___ Listed records

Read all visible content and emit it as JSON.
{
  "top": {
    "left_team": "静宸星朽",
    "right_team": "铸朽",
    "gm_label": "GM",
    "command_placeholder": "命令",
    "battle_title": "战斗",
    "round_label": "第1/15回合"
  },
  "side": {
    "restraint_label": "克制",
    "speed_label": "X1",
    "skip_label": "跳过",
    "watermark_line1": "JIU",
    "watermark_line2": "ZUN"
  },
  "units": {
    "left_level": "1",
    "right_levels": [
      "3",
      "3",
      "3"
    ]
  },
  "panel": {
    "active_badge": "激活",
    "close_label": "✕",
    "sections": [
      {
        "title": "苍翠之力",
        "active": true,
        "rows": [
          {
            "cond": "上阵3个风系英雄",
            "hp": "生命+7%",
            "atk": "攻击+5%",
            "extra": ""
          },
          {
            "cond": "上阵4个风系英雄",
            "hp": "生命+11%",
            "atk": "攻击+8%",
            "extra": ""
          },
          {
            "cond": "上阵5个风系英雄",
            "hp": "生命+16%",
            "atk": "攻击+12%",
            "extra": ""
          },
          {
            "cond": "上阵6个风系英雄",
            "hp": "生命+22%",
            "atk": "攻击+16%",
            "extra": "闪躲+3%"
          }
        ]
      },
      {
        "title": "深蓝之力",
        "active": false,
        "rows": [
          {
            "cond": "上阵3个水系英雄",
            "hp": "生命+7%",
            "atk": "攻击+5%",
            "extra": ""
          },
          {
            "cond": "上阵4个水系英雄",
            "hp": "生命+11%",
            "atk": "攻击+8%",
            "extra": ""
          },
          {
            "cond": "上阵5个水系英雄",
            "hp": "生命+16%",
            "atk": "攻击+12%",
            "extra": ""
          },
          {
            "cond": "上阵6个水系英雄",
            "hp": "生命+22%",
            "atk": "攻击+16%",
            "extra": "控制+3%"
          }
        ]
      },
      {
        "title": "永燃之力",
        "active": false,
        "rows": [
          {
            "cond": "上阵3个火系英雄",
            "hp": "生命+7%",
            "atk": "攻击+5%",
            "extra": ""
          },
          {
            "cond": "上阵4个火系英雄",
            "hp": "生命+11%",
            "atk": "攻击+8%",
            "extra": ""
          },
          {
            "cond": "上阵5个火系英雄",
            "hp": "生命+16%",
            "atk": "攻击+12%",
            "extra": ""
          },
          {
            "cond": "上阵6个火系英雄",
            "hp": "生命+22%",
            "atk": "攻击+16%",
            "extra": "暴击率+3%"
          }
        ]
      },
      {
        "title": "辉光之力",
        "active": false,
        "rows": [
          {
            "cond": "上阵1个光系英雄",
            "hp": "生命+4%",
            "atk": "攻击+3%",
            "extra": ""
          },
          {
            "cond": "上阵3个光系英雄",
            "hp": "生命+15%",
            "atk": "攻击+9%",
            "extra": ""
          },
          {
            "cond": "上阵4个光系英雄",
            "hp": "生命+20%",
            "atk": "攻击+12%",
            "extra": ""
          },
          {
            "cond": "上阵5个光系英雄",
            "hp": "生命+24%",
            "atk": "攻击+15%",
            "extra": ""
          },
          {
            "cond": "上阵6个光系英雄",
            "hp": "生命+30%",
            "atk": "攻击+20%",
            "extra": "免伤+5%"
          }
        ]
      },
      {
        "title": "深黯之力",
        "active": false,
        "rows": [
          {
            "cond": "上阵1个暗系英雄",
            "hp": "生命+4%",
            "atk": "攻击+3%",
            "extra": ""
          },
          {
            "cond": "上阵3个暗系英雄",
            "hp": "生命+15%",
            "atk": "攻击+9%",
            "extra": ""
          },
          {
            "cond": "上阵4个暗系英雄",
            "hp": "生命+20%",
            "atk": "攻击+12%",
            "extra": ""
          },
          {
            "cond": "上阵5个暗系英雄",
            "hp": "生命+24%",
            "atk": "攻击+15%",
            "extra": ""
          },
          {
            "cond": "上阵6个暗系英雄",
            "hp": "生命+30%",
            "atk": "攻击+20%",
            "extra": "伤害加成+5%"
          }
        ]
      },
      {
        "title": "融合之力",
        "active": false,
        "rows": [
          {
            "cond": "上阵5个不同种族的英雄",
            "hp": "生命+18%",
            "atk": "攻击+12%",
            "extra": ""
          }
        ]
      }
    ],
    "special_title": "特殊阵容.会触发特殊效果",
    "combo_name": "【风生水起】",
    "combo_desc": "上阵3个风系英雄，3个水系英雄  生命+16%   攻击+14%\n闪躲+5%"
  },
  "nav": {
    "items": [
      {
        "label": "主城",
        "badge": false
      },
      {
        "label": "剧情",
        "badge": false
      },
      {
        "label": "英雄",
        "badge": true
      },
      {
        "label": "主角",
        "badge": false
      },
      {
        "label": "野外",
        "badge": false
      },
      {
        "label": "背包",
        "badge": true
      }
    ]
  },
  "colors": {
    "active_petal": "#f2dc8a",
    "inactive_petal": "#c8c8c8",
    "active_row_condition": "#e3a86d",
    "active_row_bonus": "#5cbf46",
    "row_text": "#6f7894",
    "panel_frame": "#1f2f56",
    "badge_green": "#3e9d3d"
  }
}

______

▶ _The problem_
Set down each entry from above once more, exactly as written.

▶ _Solution for this task_
Read all visible content and emit it as JSON.
{
  "top": {
    "left_team": "静宸星朽",
    "right_team": "铸朽",
    "gm_label": "GM",
    "command_placeholder": "命令",
    "battle_title": "战斗",
    "round_label": "第1/15回合"
  },
  "side": {
    "restraint_label": "克制",
    "speed_label": "X1",
    "skip_label": "跳过",
    "watermark_line1": "JIU",
    "watermark_line2": "ZUN"
  },
  "units": {
    "left_level": "1",
    "right_levels": [
      "3",
      "3",
      "3"
    ]
  },
  "panel": {
    "active_badge": "激活",
    "close_label": "✕",
    "sections": [
      {
        "title": "苍翠之力",
        "active": true,
        "rows": [
          {
            "cond": "上阵3个风系英雄",
            "hp": "生命+7%",
            "atk": "攻击+5%",
            "extra": ""
          },
          {
            "cond": "上阵4个风系英雄",
            "hp": "生命+11%",
            "atk": "攻击+8%",
            "extra": ""
          },
          {
            "cond": "上阵5个风系英雄",
            "hp": "生命+16%",
            "atk": "攻击+12%",
            "extra": ""
          },
          {
            "cond": "上阵6个风系英雄",
            "hp": "生命+22%",
            "atk": "攻击+16%",
            "extra": "闪躲+3%"
          }
        ]
      },
      {
        "title": "深蓝之力",
        "active": false,
        "rows": [
          {
            "cond": "上阵3个水系英雄",
            "hp": "生命+7%",
            "atk": "攻击+5%",
            "extra": ""
          },
          {
            "cond": "上阵4个水系英雄",
            "hp": "生命+11%",
            "atk": "攻击+8%",
            "extra": ""
          },
          {
            "cond": "上阵5个水系英雄",
            "hp": "生命+16%",
            "atk": "攻击+12%",
            "extra": ""
          },
          {
            "cond": "上阵6个水系英雄",
            "hp": "生命+22%",
            "atk": "攻击+16%",
            "extra": "控制+3%"
          }
        ]
      },
      {
        "title": "永燃之力",
        "active": false,
        "rows": [
          {
            "cond": "上阵3个火系英雄",
            "hp": "生命+7%",
            "atk": "攻击+5%",
            "extra": ""
          },
          {
            "cond": "上阵4个火系英雄",
            "hp": "生命+11%",
            "atk": "攻击+8%",
            "extra": ""
          },
          {
            "cond": "上阵5个火系英雄",
            "hp": "生命+16%",
            "atk": "攻击+12%",
            "extra": ""
          },
          {
            "cond": "上阵6个火系英雄",
            "hp": "生命+22%",
            "atk": "攻击+16%",
            "extra": "暴击率+3%"
          }
        ]
      },
      {
        "title": "辉光之力",
        "active": false,
        "rows": [
          {
            "cond": "上阵1个光系英雄",
            "hp": "生命+4%",
            "atk": "攻击+3%",
            "extra": ""
          },
          {
            "cond": "上阵3个光系英雄",
            "hp": "生命+15%",
            "atk": "攻击+9%",
            "extra": ""
          },
          {
            "cond": "上阵4个光系英雄",
            "hp": "生命+20%",
            "atk": "攻击+12%",
            "extra": ""
          },
          {
            "cond": "上阵5个光系英雄",
            "hp": "生命+24%",
            "atk": "攻击+15%",
            "extra": ""
          },
          {
            "cond": "上阵6个光系英雄",
            "hp": "生命+30%",
            "atk": "攻击+20%",
            "extra": "免伤+5%"
          }
        ]
      },
      {
        "title": "深黯之力",
        "active": false,
        "rows": [
          {
            "cond": "上阵1个暗系英雄",
            "hp": "生命+4%",
            "atk": "攻击+3%",
            "extra": ""
          },
          {
            "cond": "上阵3个暗系英雄",
            "hp": "生命+15%",
            "atk": "攻击+9%",
            "extra": ""
          },
          {
            "cond": "上阵4个暗系英雄",
            "hp": "生命+20%",
            "atk": "攻击+12%",
            "extra": ""
          },
          {
            "cond": "上阵5个暗系英雄",
            "hp": "生命+24%",
            "atk": "攻击+15%",
            "extra": ""
          },
          {
            "cond": "上阵6个暗系英雄",
            "hp": "生命+30%",
            "atk": "攻击+20%",
            "extra": "伤害加成+5%"
          }
        ]
      },
      {
        "title": "融合之力",
        "active": false,
        "rows": [
          {
            "cond": "上阵5个不同种族的英雄",
            "hp": "生命+18%",
            "atk": "攻击+12%",
            "extra": ""
          }
        ]
      }
    ],
    "special_title": "特殊阵容.会触发特殊效果",
    "combo_name": "【风生水起】",
    "combo_desc": "上阵3个风系英雄，3个水系英雄  生命+16%   攻击+14%\n闪躲+5%"
  },
  "nav": {
    "items": [
      {
        "label": "主城",
        "badge": false
      },
      {
        "label": "剧情",
        "badge": false
      },
      {
        "label": "英雄",
        "badge": true
      },
      {
        "label": "主角",
        "badge": false
      },
      {
        "label": "野外",
        "badge": false
      },
      {
        "label": "背包",
        "badge": true
      }
    ]
  },
  "colors": {
    "active_petal": "#f2dc8a",
    "inactive_petal": "#c8c8c8",
    "active_row_condition": "#e3a86d",
    "active_row_bonus": "#5cbf46",
    "row_text": "#6f7894",
    "panel_frame": "#1f2f56",
    "badge_green": "#3e9d3d"
  }
}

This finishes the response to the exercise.